Inbound links pointing to your site are a crucial part of ranking in Google and other search engines. That makes building links part of what every site owner needs to do. You can divide link building down into two basic areas, links that you build and links that you attract. Built links are gained by actively going out and adding or requesting a link from another site. In this post, we’ll discuss attracting natural links through content strategy.
Strategically attracting links through content, design, relationships and integrity can transform the success of your site.
You could divide the links that you build down further. Some built links are directory submissions, some are done through finding sites that allow you to add content and don’t notice the links. Some are done by simply contacting people and asking for them. Others are gained from link networks like the one Google just delisted.
I have nothing against building links. There should probably be built links in every link profile. There are high-end link builders who put great time and effort into effective link building strategies. There are good built links and bad ones.
Having got that out of the way, I want to discuss the advantages of attracting links through content strategy rather than building them through tricks.
Building Links Through Tricks
Brian Smithson - CC BY 2.0
When people build links they tend to do so where it is easy. Contractors seek scalable tactics that they can use again and again, that they can sub-contract or that can be farmed out to a junior. They do this so they can deliver links at a price the customer is willing to pay. Site owners doing their own SEO also tend towards easy to get, scalable links. They have time pressures, they have knowledge gaps and this link building task is just a means to an end. The quicker and more efficiently it can be achieved the better, right?
There is a problem with scalable link building though. This approach focusses on links that are easy to get and easy to repeat. For one reason or another they are usually the lowest value links. Worse than this, today’s tricks are usually the focus of tomorrow’s Google update. When Google further devalues the links you built or the domain you exploited or the link network you use, you find out that your rankings are built on sand.
Strategically Attracting Links Through Content
MyTudut - CC BY-NC-SA 2.0
Attracting links, and these days social mentions, through content is a much harder process but is vital if you are serious about your site. Its disadvantage versus building links is obvious. It takes more investment both in time and money and it is harder. Its advantages are perhaps less obvious.
Earned links are harder to replicate
If you can pay $5 for someone to build 500 links, it’s not a stretch to think your competitor could do the same and then where are we? Some computer program in the Phillipines just got an extra 10 minutes work, you and your competitor are down $5 each and you’ve both got more links from a series of unimpressive sources. Not everyone wants to put the effort into content and take the risk that even when created it does no good. Not everyone has any knowledge about their business, or their product, or the interests of their customers.

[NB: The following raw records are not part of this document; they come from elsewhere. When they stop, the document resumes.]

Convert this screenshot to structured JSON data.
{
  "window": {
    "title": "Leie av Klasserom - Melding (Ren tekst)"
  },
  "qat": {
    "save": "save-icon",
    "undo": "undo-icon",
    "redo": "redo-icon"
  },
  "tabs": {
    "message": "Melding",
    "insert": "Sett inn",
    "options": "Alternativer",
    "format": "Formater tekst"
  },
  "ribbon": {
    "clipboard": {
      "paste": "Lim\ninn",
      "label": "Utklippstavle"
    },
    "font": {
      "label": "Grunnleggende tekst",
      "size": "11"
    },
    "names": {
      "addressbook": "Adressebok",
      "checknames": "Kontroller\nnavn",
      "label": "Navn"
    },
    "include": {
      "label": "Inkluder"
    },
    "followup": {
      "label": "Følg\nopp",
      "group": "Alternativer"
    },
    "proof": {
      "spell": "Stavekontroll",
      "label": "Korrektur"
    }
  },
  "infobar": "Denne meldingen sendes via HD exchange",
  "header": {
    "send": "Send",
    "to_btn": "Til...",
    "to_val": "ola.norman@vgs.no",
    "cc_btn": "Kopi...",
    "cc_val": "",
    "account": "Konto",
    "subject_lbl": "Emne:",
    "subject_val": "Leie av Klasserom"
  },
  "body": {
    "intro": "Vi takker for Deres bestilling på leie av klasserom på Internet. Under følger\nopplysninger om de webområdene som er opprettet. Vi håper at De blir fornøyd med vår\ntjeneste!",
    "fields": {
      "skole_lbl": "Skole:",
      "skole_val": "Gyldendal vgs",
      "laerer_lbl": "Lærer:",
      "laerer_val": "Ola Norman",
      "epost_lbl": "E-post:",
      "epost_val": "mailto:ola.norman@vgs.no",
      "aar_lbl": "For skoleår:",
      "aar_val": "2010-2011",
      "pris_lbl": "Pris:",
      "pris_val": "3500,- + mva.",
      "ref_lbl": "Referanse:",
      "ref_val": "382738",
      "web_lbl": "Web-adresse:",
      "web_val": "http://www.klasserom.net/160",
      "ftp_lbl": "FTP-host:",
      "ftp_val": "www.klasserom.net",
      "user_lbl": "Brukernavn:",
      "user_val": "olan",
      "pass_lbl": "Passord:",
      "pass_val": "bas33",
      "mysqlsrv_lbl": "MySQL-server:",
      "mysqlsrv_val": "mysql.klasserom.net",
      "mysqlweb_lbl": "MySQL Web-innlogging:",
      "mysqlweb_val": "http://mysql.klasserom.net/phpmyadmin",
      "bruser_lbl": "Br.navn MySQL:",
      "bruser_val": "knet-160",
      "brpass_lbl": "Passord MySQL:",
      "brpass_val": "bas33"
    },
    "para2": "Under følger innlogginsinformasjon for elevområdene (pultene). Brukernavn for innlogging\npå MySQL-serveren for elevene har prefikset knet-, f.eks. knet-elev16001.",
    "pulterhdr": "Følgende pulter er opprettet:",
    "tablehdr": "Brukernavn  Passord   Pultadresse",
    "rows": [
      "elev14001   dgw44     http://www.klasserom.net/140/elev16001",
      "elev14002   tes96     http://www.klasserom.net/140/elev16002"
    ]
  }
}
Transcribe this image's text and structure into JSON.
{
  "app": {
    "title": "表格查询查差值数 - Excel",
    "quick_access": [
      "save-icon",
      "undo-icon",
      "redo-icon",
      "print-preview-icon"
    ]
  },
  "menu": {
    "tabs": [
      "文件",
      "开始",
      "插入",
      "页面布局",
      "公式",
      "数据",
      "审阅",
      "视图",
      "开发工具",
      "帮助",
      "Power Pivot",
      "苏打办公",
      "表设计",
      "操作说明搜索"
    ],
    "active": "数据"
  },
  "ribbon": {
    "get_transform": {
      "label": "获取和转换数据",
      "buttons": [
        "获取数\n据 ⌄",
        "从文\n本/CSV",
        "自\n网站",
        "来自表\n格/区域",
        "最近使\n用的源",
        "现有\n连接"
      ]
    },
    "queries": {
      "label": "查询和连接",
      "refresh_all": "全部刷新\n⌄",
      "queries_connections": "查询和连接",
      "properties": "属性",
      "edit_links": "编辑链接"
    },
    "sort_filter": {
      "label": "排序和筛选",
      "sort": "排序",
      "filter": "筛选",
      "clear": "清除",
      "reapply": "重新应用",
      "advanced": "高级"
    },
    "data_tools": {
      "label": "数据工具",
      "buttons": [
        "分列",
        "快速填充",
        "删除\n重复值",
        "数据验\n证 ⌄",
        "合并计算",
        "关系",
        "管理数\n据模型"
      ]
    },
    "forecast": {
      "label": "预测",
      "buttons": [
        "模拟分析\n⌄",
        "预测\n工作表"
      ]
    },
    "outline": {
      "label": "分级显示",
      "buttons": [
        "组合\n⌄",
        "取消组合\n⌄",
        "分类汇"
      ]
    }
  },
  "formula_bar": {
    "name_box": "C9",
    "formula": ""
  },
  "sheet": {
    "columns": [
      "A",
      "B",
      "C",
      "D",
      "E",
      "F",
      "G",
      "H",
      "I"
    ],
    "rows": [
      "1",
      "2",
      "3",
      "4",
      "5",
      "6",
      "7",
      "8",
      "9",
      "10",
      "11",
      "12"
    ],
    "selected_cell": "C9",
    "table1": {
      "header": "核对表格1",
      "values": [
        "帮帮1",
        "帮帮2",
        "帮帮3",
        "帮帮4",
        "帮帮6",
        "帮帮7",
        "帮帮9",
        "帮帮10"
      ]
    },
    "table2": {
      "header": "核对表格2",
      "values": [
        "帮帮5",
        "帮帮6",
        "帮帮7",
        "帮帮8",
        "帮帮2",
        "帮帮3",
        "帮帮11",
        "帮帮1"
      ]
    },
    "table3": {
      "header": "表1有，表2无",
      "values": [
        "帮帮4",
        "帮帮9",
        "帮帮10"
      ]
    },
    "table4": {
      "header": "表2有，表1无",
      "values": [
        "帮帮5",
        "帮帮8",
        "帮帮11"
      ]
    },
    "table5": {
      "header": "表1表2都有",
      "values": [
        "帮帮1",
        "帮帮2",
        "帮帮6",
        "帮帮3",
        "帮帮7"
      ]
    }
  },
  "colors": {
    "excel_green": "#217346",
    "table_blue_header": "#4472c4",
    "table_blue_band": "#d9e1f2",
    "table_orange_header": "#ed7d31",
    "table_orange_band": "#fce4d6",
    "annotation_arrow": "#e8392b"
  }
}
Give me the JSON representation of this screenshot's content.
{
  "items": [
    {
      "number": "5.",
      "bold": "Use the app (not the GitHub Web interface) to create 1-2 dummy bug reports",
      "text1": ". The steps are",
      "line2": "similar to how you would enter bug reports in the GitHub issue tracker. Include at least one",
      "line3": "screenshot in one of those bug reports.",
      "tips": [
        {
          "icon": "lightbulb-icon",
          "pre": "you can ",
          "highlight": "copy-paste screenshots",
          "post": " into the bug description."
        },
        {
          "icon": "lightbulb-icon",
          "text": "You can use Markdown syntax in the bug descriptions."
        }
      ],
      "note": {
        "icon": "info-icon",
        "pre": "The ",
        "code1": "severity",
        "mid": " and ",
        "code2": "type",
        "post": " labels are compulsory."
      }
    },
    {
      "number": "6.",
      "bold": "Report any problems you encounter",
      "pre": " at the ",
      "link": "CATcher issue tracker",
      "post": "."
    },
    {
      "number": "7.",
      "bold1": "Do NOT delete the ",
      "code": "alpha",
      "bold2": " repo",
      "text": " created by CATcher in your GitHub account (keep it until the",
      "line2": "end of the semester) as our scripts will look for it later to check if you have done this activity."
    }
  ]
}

If you earn links through your content it is much harder for competitors to copy you. They are more likely to buy another few lots of $5 links and scratch their heads when their rankings drop.
Content can earn better links
Think of where you would really like to get links from. Really strong sites with trust and authority. If you have given any thought to link building or to your market at all online, you can probably think of a few sites that you would really like a link from. These are usually sites that aren’t going to link to you just because you ask. If that was going to work you’d have already done it, right? And so would your competitors. What would motivate them to link to a site? The answer to that question often involves developing content.
Content and future ranking factors
Look at anything about where Google is going with how they rank sites and you’ll find content is central.
- They are increasingly using social signals and content is the fuel for your social media.
- They are looking at user data and content that serves your users will help there.
Google’s aim is to provide the best results for the query at hand. They fail frequently but they constantly progress. Relying on tricks to hit yesterday’s ranking factors is not the way to stay ahead of the game.
I don’t want to be too simplistic here. Content is not a panacea and link building is not all bad. The term “content marketing” has sprung up over the last few years and gone from an SEO tactic to a whole specialism. It’s “content marketing” though. Not content writing and then sitting looking at a screen wondering when the benefit will come. Strategically attracting links through content is not a passive process. You still need to get out there and build relationships and find ways to give your content reach. You may even be using some old style link building tactics.
The difference between content and tricks comes down to this. Who do you want to share and link to your content?
5 of your potential customers?
25 of the alter ego accounts of your contractor?
Maybe you don’t care as long as your rankings go up. But if you are interested in where your rankings will be next year, I would care.